At the time the article was last revised Frank Gaillard had no recorded disclosures.View Frank Gaillard's current disclosures
The spaghetti sign may be seen in upper urinary tract bleeding.
It refers to the presence of a linear worm- or spaghetti-like filling defect within a contrast-opacified bladder 1,2. This linear filling defect represents blood clot extruded from the ureter and thereby molded into a tubular shape 1,2. It is seen in patients with gross hematuria 1,2. Presence of this sign is an indication of upper urinary tract bleeding 1,2. The finding can be appreciated on intravenous urogram, retrograde pyelography, and CT in the excretory phase 1,2.
History and etymology
This sign was first described in 1981 by Funsho Komolafe, a Nigerian radiologist working at the University College Hospital, Ibadan at the time 1.
- 1. Komolafe F. The "spaghetti sign": an uncommon radiologic sign of upper urinary tract hemorrhage. AJR Am J Roentgenol. 1981;137 (5): 1062. doi:10.2214/ajr.137.5.1062 - Pubmed citation

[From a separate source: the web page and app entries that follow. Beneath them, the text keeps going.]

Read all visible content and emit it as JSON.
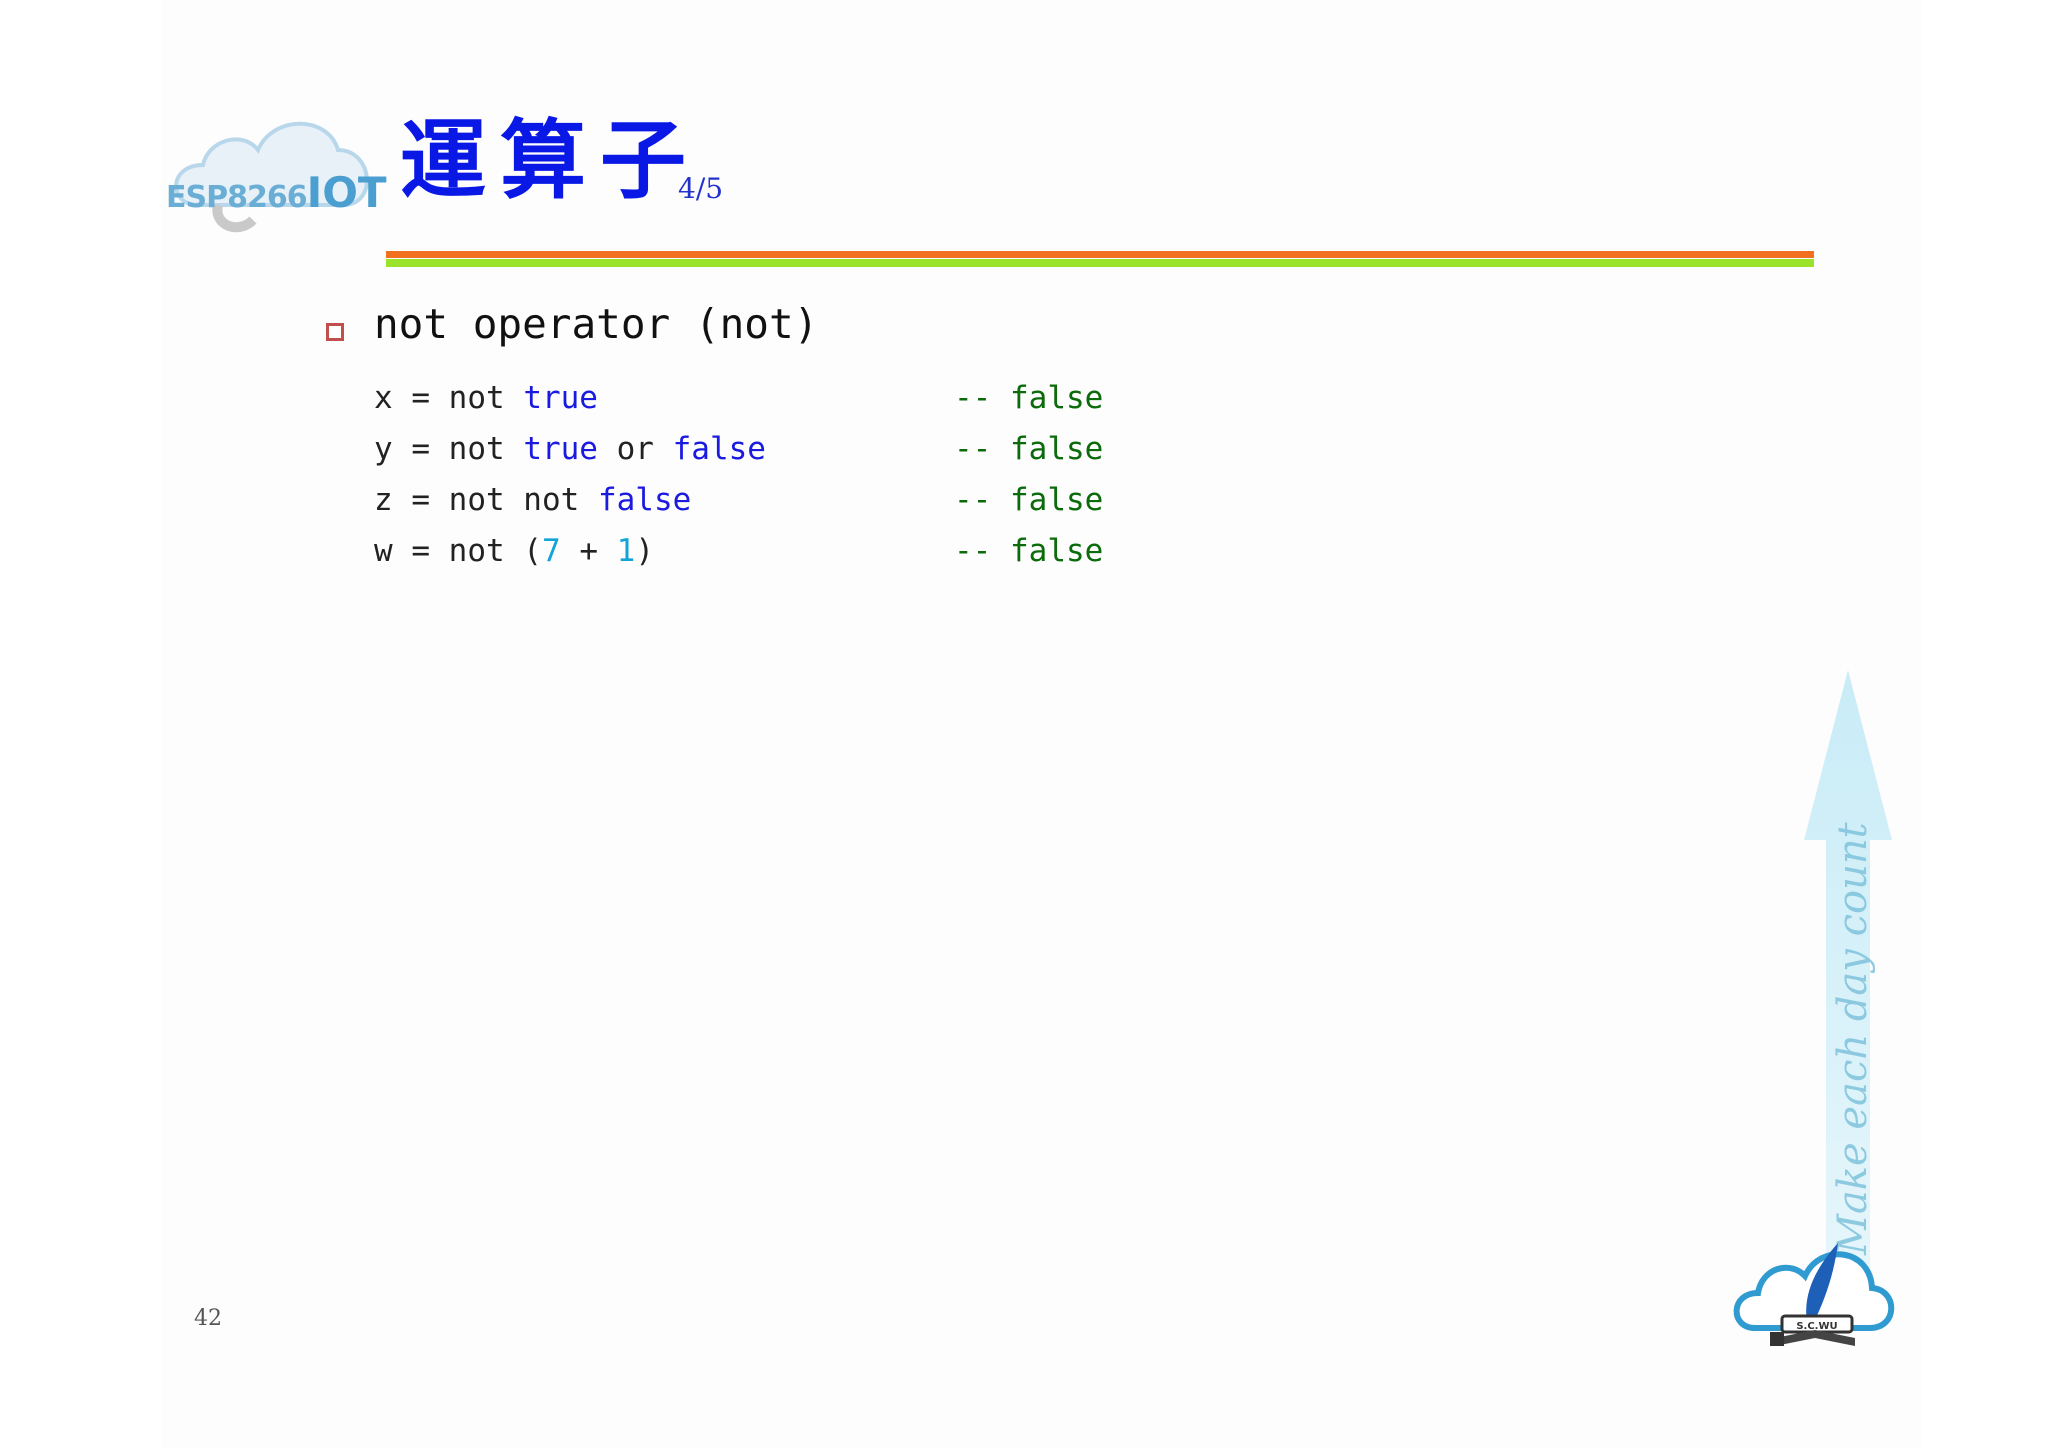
{
  "header": {
    "logo_text": "ESP8266",
    "logo_iot": "IOT",
    "title": "運算子",
    "page_fraction": "4/5"
  },
  "content": {
    "bullet": "not operator (not)",
    "code_lines": [
      {
        "var": "x = not ",
        "parts": [
          {
            "t": "true",
            "k": "kw"
          }
        ],
        "comment": "-- false"
      },
      {
        "var": "y = not ",
        "parts": [
          {
            "t": "true",
            "k": "kw"
          },
          {
            "t": " or ",
            "k": "plain"
          },
          {
            "t": "false",
            "k": "kw"
          }
        ],
        "comment": "-- false"
      },
      {
        "var": "z = not not ",
        "parts": [
          {
            "t": "false",
            "k": "kw"
          }
        ],
        "comment": "-- false"
      },
      {
        "var": "w = not (",
        "parts": [
          {
            "t": "7",
            "k": "num"
          },
          {
            "t": " + ",
            "k": "plain"
          },
          {
            "t": "1",
            "k": "num"
          },
          {
            "t": ")",
            "k": "plain"
          }
        ],
        "comment": "-- false"
      }
    ]
  },
  "footer": {
    "slide_number": "42",
    "motto": "Make each day count",
    "bottom_logo_text": "S.C.WU"
  },
  "colors": {
    "title": "#0a18e6",
    "rule_orange": "#f07020",
    "rule_green": "#9be22a",
    "keyword": "#1b1be0",
    "number": "#12a4d6",
    "comment": "#0b6b0b",
    "bullet": "#c0504d"
  }
}
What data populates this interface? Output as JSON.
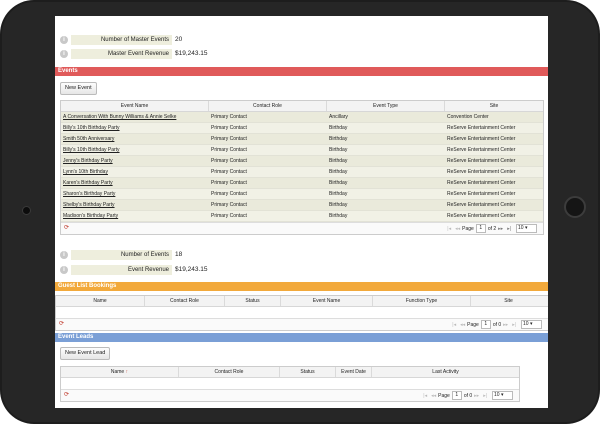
{
  "stats_top": {
    "label1": "Number of Master Events",
    "value1": "20",
    "label2": "Master Event Revenue",
    "value2": "$19,243.15"
  },
  "events": {
    "title": "Events",
    "new_button": "New Event",
    "columns": [
      "Event Name",
      "Contact Role",
      "Event Type",
      "Site"
    ],
    "rows": [
      [
        "A Conversation With Bunny Williams & Annie Selke",
        "Primary Contact",
        "Ancillary",
        "Convention Center"
      ],
      [
        "Billy's 10th Birthday Party",
        "Primary Contact",
        "Birthday",
        "ReServe Entertainment Center"
      ],
      [
        "Smith 50th Anniversary",
        "Primary Contact",
        "Birthday",
        "ReServe Entertainment Center"
      ],
      [
        "Billy's 10th Birthday Party",
        "Primary Contact",
        "Birthday",
        "ReServe Entertainment Center"
      ],
      [
        "Jenny's Birthday Party",
        "Primary Contact",
        "Birthday",
        "ReServe Entertainment Center"
      ],
      [
        "Lynn's 10th Birthday",
        "Primary Contact",
        "Birthday",
        "ReServe Entertainment Center"
      ],
      [
        "Karen's Birthday Party",
        "Primary Contact",
        "Birthday",
        "ReServe Entertainment Center"
      ],
      [
        "Sharon's Birthday Party",
        "Primary Contact",
        "Birthday",
        "ReServe Entertainment Center"
      ],
      [
        "Shelby's Birthday Party",
        "Primary Contact",
        "Birthday",
        "ReServe Entertainment Center"
      ],
      [
        "Madison's Birthday Party",
        "Primary Contact",
        "Birthday",
        "ReServe Entertainment Center"
      ]
    ],
    "pager": {
      "page_label": "Page",
      "page": "1",
      "of_label": "of 2",
      "page_size": "10"
    }
  },
  "stats_mid": {
    "label1": "Number of Events",
    "value1": "18",
    "label2": "Event Revenue",
    "value2": "$19,243.15"
  },
  "guest": {
    "title": "Guest List Bookings",
    "columns": [
      "Name",
      "Contact Role",
      "Status",
      "Event Name",
      "Function Type",
      "Site"
    ],
    "pager": {
      "page_label": "Page",
      "page": "1",
      "of_label": "of 0",
      "page_size": "10"
    }
  },
  "leads": {
    "title": "Event Leads",
    "new_button": "New Event Lead",
    "columns": [
      "Name",
      "Contact Role",
      "Status",
      "Event Date",
      "Last Activity"
    ],
    "sort_glyph": "↑",
    "pager": {
      "page_label": "Page",
      "page": "1",
      "of_label": "of 0",
      "page_size": "10"
    }
  },
  "icons": {
    "info": "info-icon",
    "refresh": "refresh-icon"
  },
  "colors": {
    "events_bar": "#e05a5a",
    "guest_bar": "#f2a93b",
    "leads_bar": "#7a9fd6"
  }
}
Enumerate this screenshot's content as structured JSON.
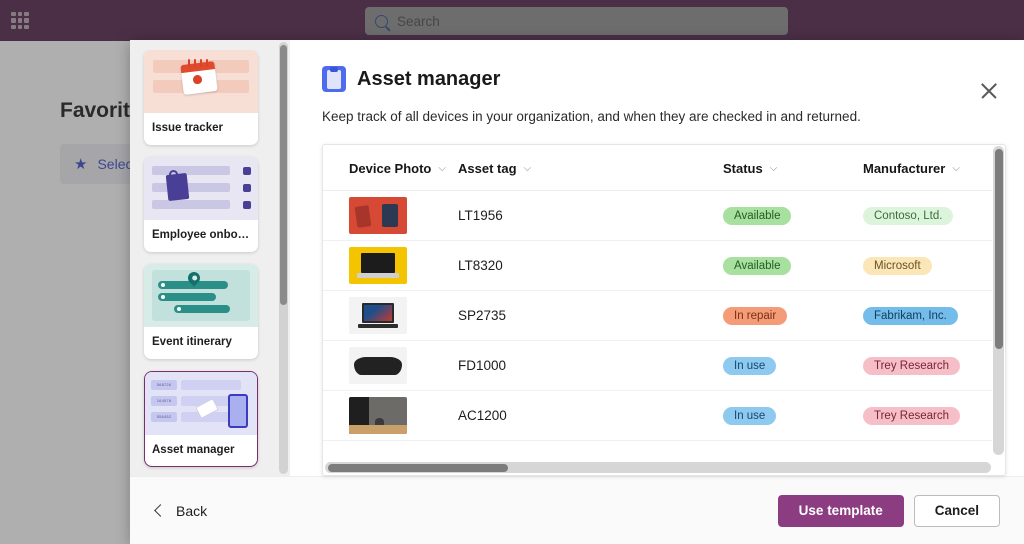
{
  "topbar": {
    "waffle_icon": "app-launcher-grid-icon",
    "search": {
      "icon": "search-icon",
      "placeholder": "Search",
      "value": ""
    }
  },
  "background_page": {
    "title": "Favorit",
    "button": {
      "icon": "star-icon",
      "label": "Select"
    }
  },
  "modal": {
    "close_icon": "close-icon",
    "header": {
      "icon": "clipboard-icon",
      "title": "Asset manager",
      "subtitle": "Keep track of all devices in your organization, and when they are checked in and returned."
    },
    "templates": [
      {
        "name": "Issue tracker",
        "art": "issue",
        "selected": false
      },
      {
        "name": "Employee onbo…",
        "art": "emp",
        "selected": false
      },
      {
        "name": "Event itinerary",
        "art": "event",
        "selected": false
      },
      {
        "name": "Asset manager",
        "art": "asset",
        "selected": true
      }
    ],
    "table": {
      "columns": [
        {
          "label": "Device Photo",
          "sort_icon": "chevron-down-icon"
        },
        {
          "label": "Asset tag",
          "sort_icon": "chevron-down-icon"
        },
        {
          "label": "Status",
          "sort_icon": "chevron-down-icon"
        },
        {
          "label": "Manufacturer",
          "sort_icon": "chevron-down-icon"
        }
      ],
      "rows": [
        {
          "photo": "tablet",
          "asset_tag": "LT1956",
          "status": "Available",
          "status_bg": "#a8e0a0",
          "status_fg": "#235c1f",
          "manufacturer": "Contoso, Ltd.",
          "man_bg": "#ddf4dc",
          "man_fg": "#3c6d38"
        },
        {
          "photo": "laptop-y",
          "asset_tag": "LT8320",
          "status": "Available",
          "status_bg": "#a8e0a0",
          "status_fg": "#235c1f",
          "manufacturer": "Microsoft",
          "man_bg": "#fbe6b8",
          "man_fg": "#6b5320"
        },
        {
          "photo": "laptop-g",
          "asset_tag": "SP2735",
          "status": "In repair",
          "status_bg": "#f49c78",
          "status_fg": "#7a2f12",
          "manufacturer": "Fabrikam, Inc.",
          "man_bg": "#74bdea",
          "man_fg": "#123c5c"
        },
        {
          "photo": "kbd",
          "asset_tag": "FD1000",
          "status": "In use",
          "status_bg": "#8ec9ef",
          "status_fg": "#17486e",
          "manufacturer": "Trey Research",
          "man_bg": "#f6bfc8",
          "man_fg": "#7a2338"
        },
        {
          "photo": "desk",
          "asset_tag": "AC1200",
          "status": "In use",
          "status_bg": "#8ec9ef",
          "status_fg": "#17486e",
          "manufacturer": "Trey Research",
          "man_bg": "#f6bfc8",
          "man_fg": "#7a2338"
        }
      ]
    },
    "footer": {
      "back": {
        "icon": "chevron-left-icon",
        "label": "Back"
      },
      "use_template": "Use template",
      "cancel": "Cancel"
    }
  },
  "colors": {
    "brand_purple": "#53244a",
    "accent_purple": "#8c3d82",
    "selected_border": "#7b2d6e"
  }
}
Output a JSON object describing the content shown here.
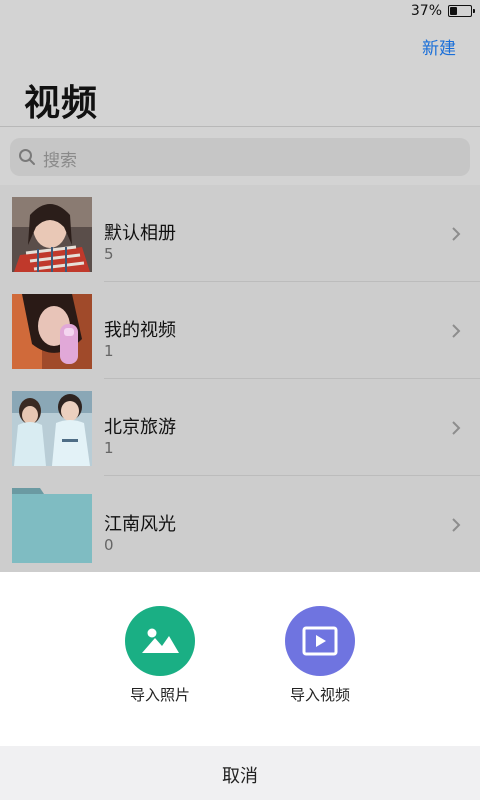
{
  "status_bar": {
    "battery_percent": "37%",
    "battery_level": 0.37
  },
  "header": {
    "new_button": "新建",
    "title": "视频"
  },
  "search": {
    "placeholder": "搜索"
  },
  "albums": [
    {
      "name": "默认相册",
      "count": "5"
    },
    {
      "name": "我的视频",
      "count": "1"
    },
    {
      "name": "北京旅游",
      "count": "1"
    },
    {
      "name": "江南风光",
      "count": "0"
    }
  ],
  "action_sheet": {
    "import_photo_label": "导入照片",
    "import_video_label": "导入视频",
    "cancel_label": "取消"
  },
  "colors": {
    "link_blue": "#1a6fd9",
    "photo_green": "#1aaf84",
    "video_purple": "#6f74e0",
    "folder_teal": "#7fbcc2"
  }
}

- 2. Dyer RB, Chen MY, Zagoria RJ. Classic signs in uroradiology. Radiographics. 2004;24 Suppl 1 (suppl 1): S247-80. Radiographics (full text) - doi:10.1148/rg.24si045509 - Pubmed citation